### EXERCISE AIM:
If a line in the records below contains the word "Platform", return that line.

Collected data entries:
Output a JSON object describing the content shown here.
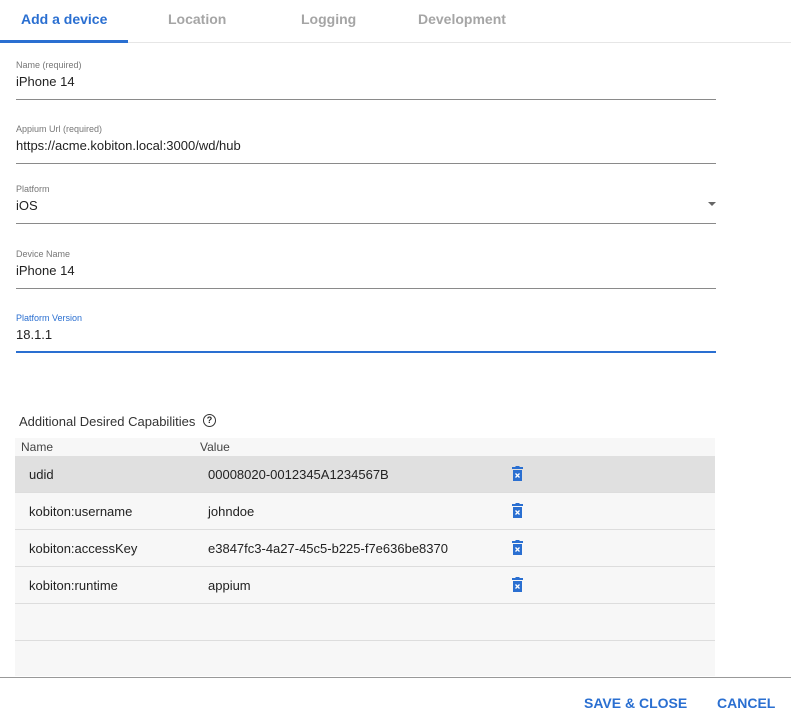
{
  "tabs": [
    "Add a device",
    "Location",
    "Logging",
    "Development"
  ],
  "fields": [
    {
      "label": "Name (required)",
      "value": "iPhone 14"
    },
    {
      "label": "Appium Url (required)",
      "value": "https://acme.kobiton.local:3000/wd/hub"
    },
    {
      "label": "Platform",
      "value": "iOS"
    },
    {
      "label": "Device Name",
      "value": "iPhone 14"
    },
    {
      "label": "Platform Version",
      "value": "18.1.1"
    }
  ],
  "capabilities": {
    "title": "Additional Desired Capabilities",
    "help": "?",
    "headers": {
      "name": "Name",
      "value": "Value"
    },
    "rows": [
      {
        "name": "udid",
        "value": "00008020-0012345A1234567B"
      },
      {
        "name": "kobiton:username",
        "value": "johndoe"
      },
      {
        "name": "kobiton:accessKey",
        "value": "e3847fc3-4a27-45c5-b225-f7e636be8370"
      },
      {
        "name": "kobiton:runtime",
        "value": "appium"
      }
    ]
  },
  "footer": {
    "save": "SAVE & CLOSE",
    "cancel": "CANCEL"
  }
}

### EXERCISE SOLUTION:
      "label": "Platform",
      "label": "Platform Version",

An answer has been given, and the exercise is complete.